Matria is taking over the expansive Miel space, which includes a private dining area and a large seasonal patio with Fort Point Channel views. (The patio’s getting a facelift as part of the revamp.) The interior of the restaurant will be “simultaneously elegant, comfortable, and unpretentious,” according to the release, featuring softwoods, glass-and-brass chandeliers, and some marble accents.

French chef Didier Montarou, who has been with InterContinental for over 30 years and the Boston location since its 2006 opening, continues with the group as executive chef for Matria and Bar Fellini. Chef de cuisine Jeffery Bianchi had long tenures at Davio’s (also an Italian steakhouse) and chef Ming Tsai’s now-closed Blue Ginger before joining the team here.

The overhaul feels a bit like the end of an era: Miel and RumBa, which each closed earlier this year in preparation for the upcoming changes, had been open at the InterContinental since the beginning and were well-regarded by travelers and locals alike. But after almost 20 years, it’s a good time for a refresh, and Boston seems to be in its Italian steakhouse era anyway, celebrating recent openings like Umbria in the North End and Prima in Charlestown. Sure, the city might have a surplus of steakhouses in general—including a location of Smith & Wollensky right around the corner from the InterContinental—but we won’t say no to more steak and pasta, especially when there are gorgeous waterfront views involved.

Rendering of a spacious restaurant patio at dusk at the base of a tall city building.

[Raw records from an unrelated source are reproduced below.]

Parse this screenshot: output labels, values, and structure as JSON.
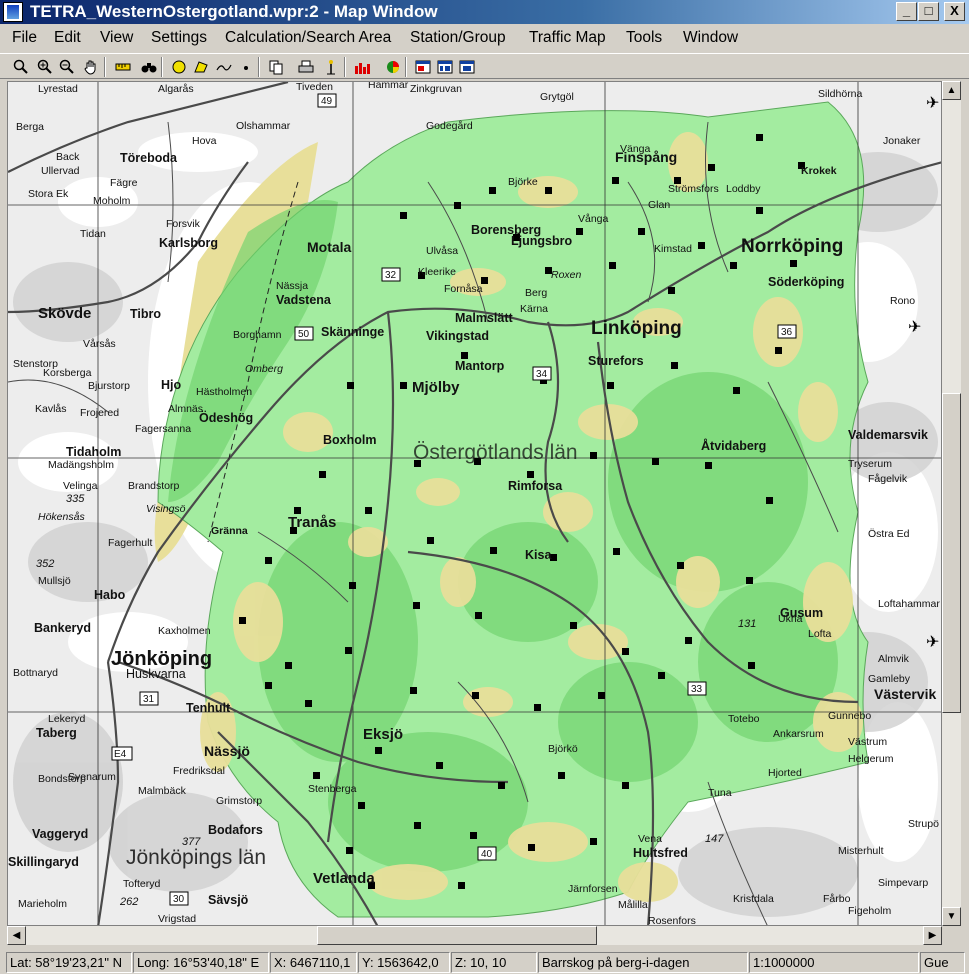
{
  "window": {
    "title": "TETRA_WesternOstergotland.wpr:2 - Map Window",
    "buttons": {
      "minimize": "_",
      "maximize": "□",
      "close": "X"
    }
  },
  "menu": [
    "File",
    "Edit",
    "View",
    "Settings",
    "Calculation/Search Area",
    "Station/Group",
    "Traffic Map",
    "Tools",
    "Window"
  ],
  "toolbar_icons": [
    "zoom-tool-icon",
    "zoom-in-icon",
    "zoom-out-icon",
    "pan-hand-icon",
    "ruler-icon",
    "binoculars-icon",
    "circle-icon",
    "polygon-icon",
    "line-icon",
    "point-icon",
    "copy-icon",
    "print-icon",
    "station-icon",
    "histogram-icon",
    "pie-icon",
    "window-1-icon",
    "window-2-icon",
    "window-3-icon"
  ],
  "map": {
    "colors": {
      "coverage": "#9de69a",
      "coverage_dark": "#5bc95a",
      "forest_yellow": "#e8df9a",
      "lake": "#ffffff",
      "road": "#555555",
      "background": "#ececec"
    },
    "big_labels": [
      "Norrköping",
      "Linköping",
      "Jönköping",
      "Östergötlands län",
      "Jönköpings län"
    ],
    "city_labels": [
      "Motala",
      "Vadstena",
      "Skänninge",
      "Mjölby",
      "Tranås",
      "Eksjö",
      "Nässjö",
      "Vetlanda",
      "Hultsfred",
      "Söderköping",
      "Finspång",
      "Valdemarsvik",
      "Västervik",
      "Karlsborg",
      "Skövde",
      "Tibro",
      "Hjo",
      "Tidaholm",
      "Habo",
      "Bankeryd",
      "Taberg",
      "Vaggeryd",
      "Skillingaryd",
      "Sävsjö",
      "Boxholm",
      "Ödeshög",
      "Rimforsa",
      "Kisa",
      "Malmslätt",
      "Ljungsbro",
      "Borensberg",
      "Töreboda",
      "Vikingstad",
      "Mantorp",
      "Sturefors",
      "Åtvidaberg",
      "Gusum",
      "Tenhult",
      "Huskvarna",
      "Bodafors"
    ],
    "small_labels": [
      "Lyrestad",
      "Algarås",
      "Tiveden",
      "Hammar",
      "Zinkgruvan",
      "Grytgöl",
      "Sildhörna",
      "Berga",
      "Olshammar",
      "Godegård",
      "Vånga",
      "Björke",
      "Strömsfors",
      "Glan",
      "Loddby",
      "Kimstad",
      "Krokek",
      "Jonaker",
      "Back",
      "Ullervad",
      "Fägre",
      "Stora Ek",
      "Moholm",
      "Forsvik",
      "Tidan",
      "Hova",
      "Rono",
      "Vänga",
      "Roxen",
      "Berg",
      "Kärna",
      "Kleerike",
      "Fornåsa",
      "Ulvåsa",
      "Nässja",
      "Borghamn",
      "Omberg",
      "Hästholmen",
      "Almnäs",
      "Fagersanna",
      "Vårsås",
      "Bjurstorp",
      "Korsberga",
      "Stenstorp",
      "Kavlås",
      "Frojered",
      "Hökensås",
      "Madängsholm",
      "Velinga",
      "Brandstorp",
      "Fagerhult",
      "Gränna",
      "Visingsö",
      "Kaxholmen",
      "Lekeryd",
      "Bottnaryd",
      "Mullsjö",
      "Svenarum",
      "Bondstorp",
      "Malmbäck",
      "Fredriksdal",
      "Grimstorp",
      "Tofteryd",
      "Marieholm",
      "Vrigstad",
      "Bodafors",
      "Stenberga",
      "Björkö",
      "Tuna",
      "Vena",
      "Järnforsen",
      "Målilla",
      "Rosenfors",
      "Kristdala",
      "Fårbo",
      "Figeholm",
      "Simpevarp",
      "Misterhult",
      "Strupö",
      "Loftahammar",
      "Tryserum",
      "Fågelvik",
      "Östra Ed",
      "Gunnebo",
      "Helgerum",
      "Hjorted",
      "Ankarsrum",
      "Västrum",
      "Totebo",
      "Ukna",
      "Lofta",
      "Almvik",
      "Gamleby"
    ],
    "route_shields": [
      "49",
      "50",
      "32",
      "34",
      "36",
      "31",
      "E4",
      "30",
      "40",
      "33"
    ],
    "route_numbers": [
      "335",
      "352",
      "377",
      "262",
      "147",
      "131"
    ]
  },
  "scrollbar": {
    "up": "▲",
    "down": "▼",
    "left": "◀",
    "right": "▶"
  },
  "status": {
    "lat": "Lat: 58°19'23,21\" N",
    "long": "Long: 16°53'40,18\" E",
    "x": "X: 6467110,1",
    "y": "Y: 1563642,0",
    "z": "Z: 10, 10",
    "terrain": "Barrskog på berg-i-dagen",
    "scale": "1:1000000",
    "user": "Gue"
  }
}
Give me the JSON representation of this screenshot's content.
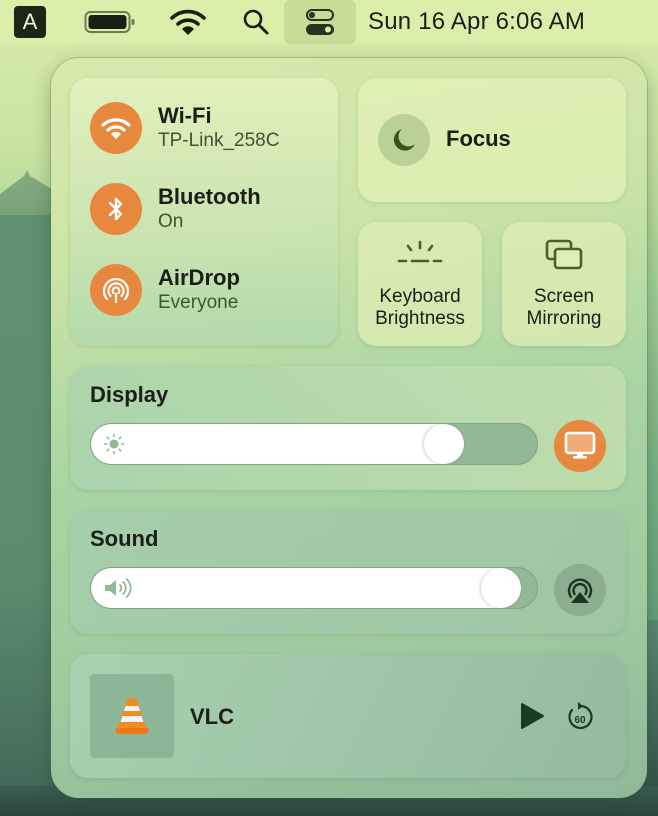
{
  "menubar": {
    "input_source": "A",
    "battery_icon": "battery-icon",
    "wifi_icon": "wifi-icon",
    "search_icon": "search-icon",
    "control_center_icon": "control-center-icon",
    "clock": "Sun 16 Apr  6:06 AM"
  },
  "control_center": {
    "accent_color": "#e8883e",
    "network": [
      {
        "id": "wifi",
        "icon": "wifi-icon",
        "title": "Wi-Fi",
        "subtitle": "TP-Link_258C",
        "active": true
      },
      {
        "id": "bluetooth",
        "icon": "bluetooth-icon",
        "title": "Bluetooth",
        "subtitle": "On",
        "active": true
      },
      {
        "id": "airdrop",
        "icon": "airdrop-icon",
        "title": "AirDrop",
        "subtitle": "Everyone",
        "active": true
      }
    ],
    "focus": {
      "icon": "moon-icon",
      "label": "Focus"
    },
    "keyboard_brightness": {
      "icon": "keyboard-brightness-icon",
      "label_line1": "Keyboard",
      "label_line2": "Brightness"
    },
    "screen_mirroring": {
      "icon": "screen-mirroring-icon",
      "label_line1": "Screen",
      "label_line2": "Mirroring"
    },
    "display": {
      "title": "Display",
      "icon": "sun-icon",
      "brightness_percent": 82,
      "side_button_icon": "display-icon"
    },
    "sound": {
      "title": "Sound",
      "icon": "speaker-icon",
      "volume_percent": 96,
      "side_button_icon": "airplay-audio-icon"
    },
    "now_playing": {
      "app": "VLC",
      "artwork_icon": "vlc-cone-icon",
      "play_icon": "play-icon",
      "skip_icon": "skip-forward-60-icon",
      "skip_label": "60"
    }
  }
}
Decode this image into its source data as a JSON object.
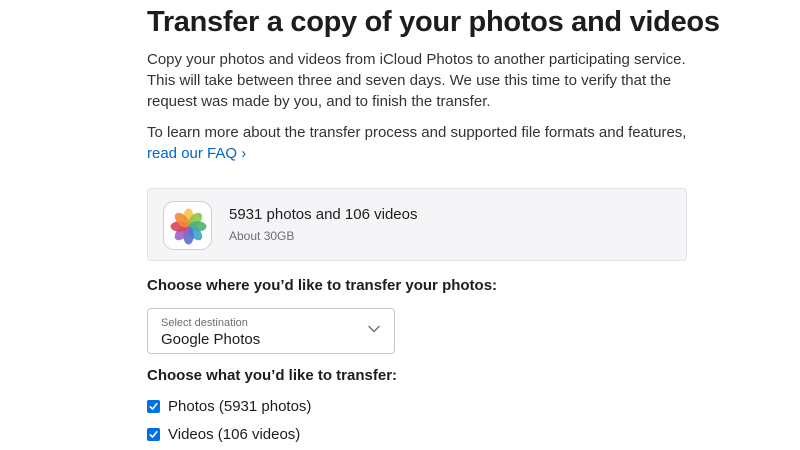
{
  "header": {
    "title": "Transfer a copy of your photos and videos"
  },
  "intro": {
    "text": "Copy your photos and videos from iCloud Photos to another participating service. This will take between three and seven days. We use this time to verify that the request was made by you, and to finish the transfer."
  },
  "faq": {
    "text": "To learn more about the transfer process and supported file formats and features, ",
    "link_label": "read our FAQ ›"
  },
  "summary": {
    "icon": "photos-app-icon",
    "count": "5931 photos and 106 videos",
    "size": "About 30GB"
  },
  "destination": {
    "heading": "Choose where you’d like to transfer your photos:",
    "select_label": "Select destination",
    "selected_value": "Google Photos",
    "icon": "chevron-down-icon"
  },
  "transfer_options": {
    "heading": "Choose what you’d like to transfer:",
    "items": [
      {
        "label": "Photos (5931 photos)",
        "checked": true
      },
      {
        "label": "Videos (106 videos)",
        "checked": true
      }
    ]
  },
  "colors": {
    "accent": "#0071e3",
    "link": "#0066cc",
    "card_background": "#f5f5f7"
  }
}
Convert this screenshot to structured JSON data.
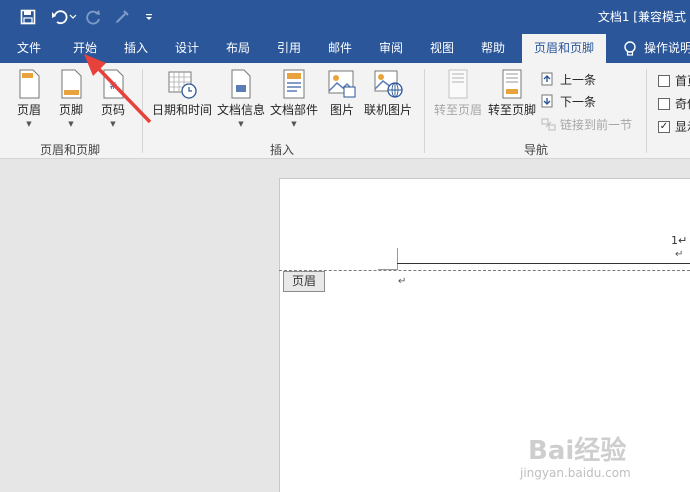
{
  "window": {
    "title": "文档1 [兼容模式"
  },
  "qat": {
    "save_icon": "save-icon",
    "undo_icon": "undo-icon",
    "redo_icon": "redo-icon",
    "format_painter_icon": "format-painter-icon",
    "customize_icon": "customize-qat-icon"
  },
  "tabs": [
    {
      "label": "文件"
    },
    {
      "label": "开始"
    },
    {
      "label": "插入"
    },
    {
      "label": "设计"
    },
    {
      "label": "布局"
    },
    {
      "label": "引用"
    },
    {
      "label": "邮件"
    },
    {
      "label": "审阅"
    },
    {
      "label": "视图"
    },
    {
      "label": "帮助"
    },
    {
      "label": "页眉和页脚"
    },
    {
      "label": "操作说明"
    }
  ],
  "ribbon": {
    "group1": {
      "label": "页眉和页脚",
      "header": "页眉",
      "footer": "页脚",
      "page_number": "页码"
    },
    "group2": {
      "label": "插入",
      "datetime": "日期和时间",
      "docinfo": "文档信息",
      "quickparts": "文档部件",
      "picture": "图片",
      "online_picture": "联机图片"
    },
    "group3": {
      "label": "导航",
      "goto_header": "转至页眉",
      "goto_footer": "转至页脚",
      "previous": "上一条",
      "next": "下一条",
      "link_previous": "链接到前一节"
    },
    "group4": {
      "first_page": "首页",
      "odd_even": "奇偶",
      "show": "显示"
    }
  },
  "document": {
    "header_tag": "页眉",
    "page_number": "1",
    "para_mark": "↵"
  },
  "colors": {
    "accent": "#2b579a",
    "ribbon_bg": "#f3f3f3",
    "annotation_arrow": "#e8413c"
  },
  "watermark": {
    "text": "Bai经验",
    "url": "jingyan.baidu.com"
  }
}
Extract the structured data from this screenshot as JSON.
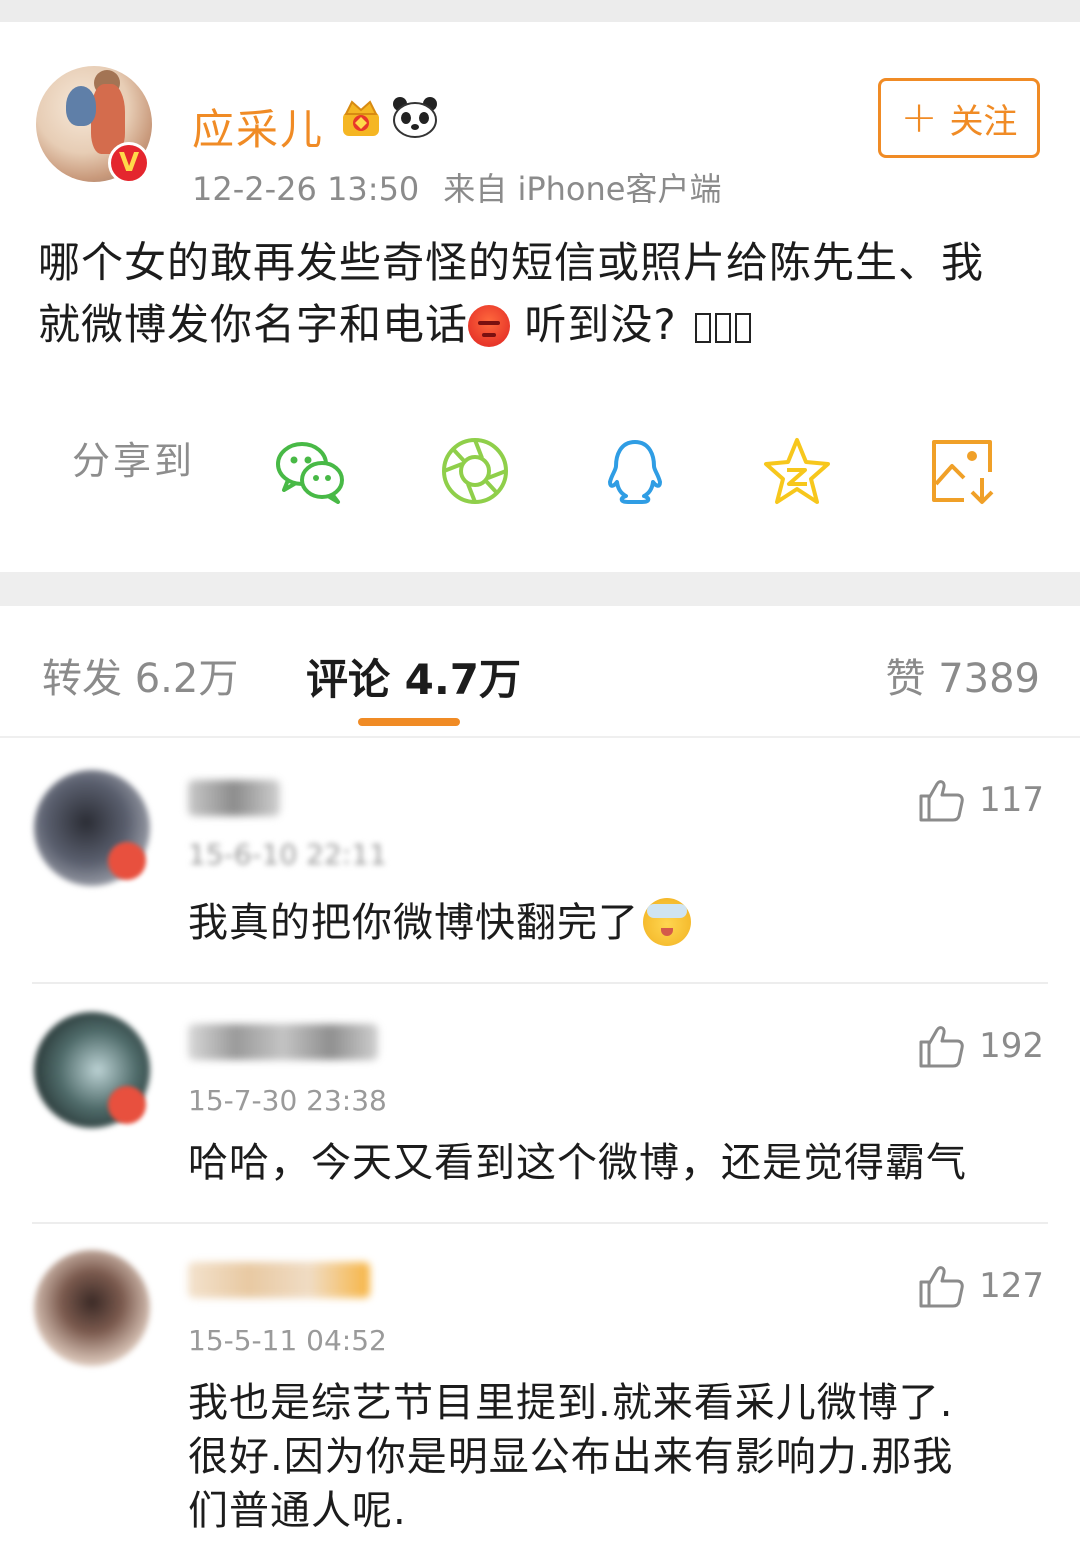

Rendering of Matria’s patio at InterContinental Boston. / Courtesy image

510 Atlantic Ave., Downtown Boston, 617-747-1000,